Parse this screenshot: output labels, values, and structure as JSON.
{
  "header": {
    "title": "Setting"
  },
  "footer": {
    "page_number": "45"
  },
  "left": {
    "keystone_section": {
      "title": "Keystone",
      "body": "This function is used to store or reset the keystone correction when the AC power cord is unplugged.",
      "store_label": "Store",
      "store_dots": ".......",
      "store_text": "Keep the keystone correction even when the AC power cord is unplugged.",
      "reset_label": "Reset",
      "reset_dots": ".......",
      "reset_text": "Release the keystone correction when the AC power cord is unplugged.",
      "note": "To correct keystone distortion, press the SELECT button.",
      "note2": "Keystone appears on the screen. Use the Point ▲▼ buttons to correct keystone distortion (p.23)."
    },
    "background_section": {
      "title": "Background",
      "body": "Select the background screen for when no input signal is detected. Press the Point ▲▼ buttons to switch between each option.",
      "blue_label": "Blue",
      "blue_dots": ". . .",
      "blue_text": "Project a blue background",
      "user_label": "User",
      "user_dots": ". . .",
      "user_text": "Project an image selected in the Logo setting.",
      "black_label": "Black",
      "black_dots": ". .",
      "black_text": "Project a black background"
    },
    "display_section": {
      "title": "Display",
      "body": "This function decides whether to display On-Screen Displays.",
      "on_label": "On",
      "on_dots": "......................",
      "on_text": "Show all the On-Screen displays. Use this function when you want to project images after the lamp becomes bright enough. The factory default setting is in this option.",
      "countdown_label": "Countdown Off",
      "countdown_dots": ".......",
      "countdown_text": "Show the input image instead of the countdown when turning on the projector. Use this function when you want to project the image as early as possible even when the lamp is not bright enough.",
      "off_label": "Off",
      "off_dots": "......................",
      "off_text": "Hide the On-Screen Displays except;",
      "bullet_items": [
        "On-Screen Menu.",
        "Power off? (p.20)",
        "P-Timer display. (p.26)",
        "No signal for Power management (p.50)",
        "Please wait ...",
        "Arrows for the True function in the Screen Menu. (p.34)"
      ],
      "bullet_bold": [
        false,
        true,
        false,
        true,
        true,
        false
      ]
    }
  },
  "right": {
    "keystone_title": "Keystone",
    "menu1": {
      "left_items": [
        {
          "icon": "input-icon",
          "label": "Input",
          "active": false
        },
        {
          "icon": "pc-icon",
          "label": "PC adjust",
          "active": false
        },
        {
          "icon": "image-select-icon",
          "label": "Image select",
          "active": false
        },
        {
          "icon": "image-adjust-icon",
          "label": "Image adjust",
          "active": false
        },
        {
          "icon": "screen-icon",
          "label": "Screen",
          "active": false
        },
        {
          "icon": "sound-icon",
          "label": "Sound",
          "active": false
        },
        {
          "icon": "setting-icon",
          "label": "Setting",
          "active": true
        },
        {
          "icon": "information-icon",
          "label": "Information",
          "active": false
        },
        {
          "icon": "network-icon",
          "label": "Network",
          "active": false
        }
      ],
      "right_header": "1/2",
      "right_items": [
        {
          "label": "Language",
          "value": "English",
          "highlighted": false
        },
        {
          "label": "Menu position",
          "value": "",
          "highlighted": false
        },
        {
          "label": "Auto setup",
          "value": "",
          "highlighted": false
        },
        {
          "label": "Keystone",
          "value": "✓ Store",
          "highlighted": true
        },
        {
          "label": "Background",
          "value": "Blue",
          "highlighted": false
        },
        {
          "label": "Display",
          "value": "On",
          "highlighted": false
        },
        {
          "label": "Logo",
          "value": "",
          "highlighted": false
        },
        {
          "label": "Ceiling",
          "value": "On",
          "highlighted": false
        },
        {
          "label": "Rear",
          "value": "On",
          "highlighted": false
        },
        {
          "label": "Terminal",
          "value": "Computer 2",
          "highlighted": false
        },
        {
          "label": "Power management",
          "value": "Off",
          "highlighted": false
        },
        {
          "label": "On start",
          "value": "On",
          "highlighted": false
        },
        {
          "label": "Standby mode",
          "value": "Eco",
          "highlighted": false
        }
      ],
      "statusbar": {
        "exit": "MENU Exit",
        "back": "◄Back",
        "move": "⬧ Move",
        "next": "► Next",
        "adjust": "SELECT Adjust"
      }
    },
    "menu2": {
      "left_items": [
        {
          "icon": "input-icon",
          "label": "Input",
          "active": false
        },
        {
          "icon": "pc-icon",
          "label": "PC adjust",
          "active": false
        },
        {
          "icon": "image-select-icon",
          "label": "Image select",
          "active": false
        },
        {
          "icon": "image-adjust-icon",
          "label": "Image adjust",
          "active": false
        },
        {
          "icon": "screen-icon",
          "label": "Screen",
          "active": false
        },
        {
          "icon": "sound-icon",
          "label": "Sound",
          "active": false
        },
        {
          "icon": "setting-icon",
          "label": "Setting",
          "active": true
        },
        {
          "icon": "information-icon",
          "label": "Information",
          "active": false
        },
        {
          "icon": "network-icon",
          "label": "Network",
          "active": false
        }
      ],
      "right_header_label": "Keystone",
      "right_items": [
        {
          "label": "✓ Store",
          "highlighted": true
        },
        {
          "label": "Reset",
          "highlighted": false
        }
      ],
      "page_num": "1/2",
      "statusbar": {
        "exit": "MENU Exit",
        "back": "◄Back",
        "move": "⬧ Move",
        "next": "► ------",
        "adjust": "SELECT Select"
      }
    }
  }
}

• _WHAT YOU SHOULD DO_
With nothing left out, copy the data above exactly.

• _SOLVED PROBLEM_
Parse this screenshot: output labels, values, and structure as JSON.
{
  "header": {
    "title": "Setting"
  },
  "footer": {
    "page_number": "45"
  },
  "left": {
    "keystone_section": {
      "title": "Keystone",
      "body": "This function is used to store or reset the keystone correction when the AC power cord is unplugged.",
      "store_label": "Store",
      "store_dots": ".......",
      "store_text": "Keep the keystone correction even when the AC power cord is unplugged.",
      "reset_label": "Reset",
      "reset_dots": ".......",
      "reset_text": "Release the keystone correction when the AC power cord is unplugged.",
      "note": "To correct keystone distortion, press the SELECT button.",
      "note2": "Keystone appears on the screen. Use the Point ▲▼ buttons to correct keystone distortion (p.23)."
    },
    "background_section": {
      "title": "Background",
      "body": "Select the background screen for when no input signal is detected. Press the Point ▲▼ buttons to switch between each option.",
      "blue_label": "Blue",
      "blue_dots": ". . .",
      "blue_text": "Project a blue background",
      "user_label": "User",
      "user_dots": ". . .",
      "user_text": "Project an image selected in the Logo setting.",
      "black_label": "Black",
      "black_dots": ". .",
      "black_text": "Project a black background"
    },
    "display_section": {
      "title": "Display",
      "body": "This function decides whether to display On-Screen Displays.",
      "on_label": "On",
      "on_dots": "......................",
      "on_text": "Show all the On-Screen displays. Use this function when you want to project images after the lamp becomes bright enough. The factory default setting is in this option.",
      "countdown_label": "Countdown Off",
      "countdown_dots": ".......",
      "countdown_text": "Show the input image instead of the countdown when turning on the projector. Use this function when you want to project the image as early as possible even when the lamp is not bright enough.",
      "off_label": "Off",
      "off_dots": "......................",
      "off_text": "Hide the On-Screen Displays except;",
      "bullet_items": [
        "On-Screen Menu.",
        "Power off? (p.20)",
        "P-Timer display. (p.26)",
        "No signal for Power management (p.50)",
        "Please wait ...",
        "Arrows for the True function in the Screen Menu. (p.34)"
      ],
      "bullet_bold": [
        false,
        true,
        false,
        true,
        true,
        false
      ]
    }
  },
  "right": {
    "keystone_title": "Keystone",
    "menu1": {
      "left_items": [
        {
          "icon": "input-icon",
          "label": "Input",
          "active": false
        },
        {
          "icon": "pc-icon",
          "label": "PC adjust",
          "active": false
        },
        {
          "icon": "image-select-icon",
          "label": "Image select",
          "active": false
        },
        {
          "icon": "image-adjust-icon",
          "label": "Image adjust",
          "active": false
        },
        {
          "icon": "screen-icon",
          "label": "Screen",
          "active": false
        },
        {
          "icon": "sound-icon",
          "label": "Sound",
          "active": false
        },
        {
          "icon": "setting-icon",
          "label": "Setting",
          "active": true
        },
        {
          "icon": "information-icon",
          "label": "Information",
          "active": false
        },
        {
          "icon": "network-icon",
          "label": "Network",
          "active": false
        }
      ],
      "right_header": "1/2",
      "right_items": [
        {
          "label": "Language",
          "value": "English",
          "highlighted": false
        },
        {
          "label": "Menu position",
          "value": "",
          "highlighted": false
        },
        {
          "label": "Auto setup",
          "value": "",
          "highlighted": false
        },
        {
          "label": "Keystone",
          "value": "✓ Store",
          "highlighted": true
        },
        {
          "label": "Background",
          "value": "Blue",
          "highlighted": false
        },
        {
          "label": "Display",
          "value": "On",
          "highlighted": false
        },
        {
          "label": "Logo",
          "value": "",
          "highlighted": false
        },
        {
          "label": "Ceiling",
          "value": "On",
          "highlighted": false
        },
        {
          "label": "Rear",
          "value": "On",
          "highlighted": false
        },
        {
          "label": "Terminal",
          "value": "Computer 2",
          "highlighted": false
        },
        {
          "label": "Power management",
          "value": "Off",
          "highlighted": false
        },
        {
          "label": "On start",
          "value": "On",
          "highlighted": false
        },
        {
          "label": "Standby mode",
          "value": "Eco",
          "highlighted": false
        }
      ],
      "statusbar": {
        "exit": "MENU Exit",
        "back": "◄Back",
        "move": "⬧ Move",
        "next": "► Next",
        "adjust": "SELECT Adjust"
      }
    },
    "menu2": {
      "left_items": [
        {
          "icon": "input-icon",
          "label": "Input",
          "active": false
        },
        {
          "icon": "pc-icon",
          "label": "PC adjust",
          "active": false
        },
        {
          "icon": "image-select-icon",
          "label": "Image select",
          "active": false
        },
        {
          "icon": "image-adjust-icon",
          "label": "Image adjust",
          "active": false
        },
        {
          "icon": "screen-icon",
          "label": "Screen",
          "active": false
        },
        {
          "icon": "sound-icon",
          "label": "Sound",
          "active": false
        },
        {
          "icon": "setting-icon",
          "label": "Setting",
          "active": true
        },
        {
          "icon": "information-icon",
          "label": "Information",
          "active": false
        },
        {
          "icon": "network-icon",
          "label": "Network",
          "active": false
        }
      ],
      "right_header_label": "Keystone",
      "right_items": [
        {
          "label": "✓ Store",
          "highlighted": true
        },
        {
          "label": "Reset",
          "highlighted": false
        }
      ],
      "page_num": "1/2",
      "statusbar": {
        "exit": "MENU Exit",
        "back": "◄Back",
        "move": "⬧ Move",
        "next": "► ------",
        "adjust": "SELECT Select"
      }
    }
  }
}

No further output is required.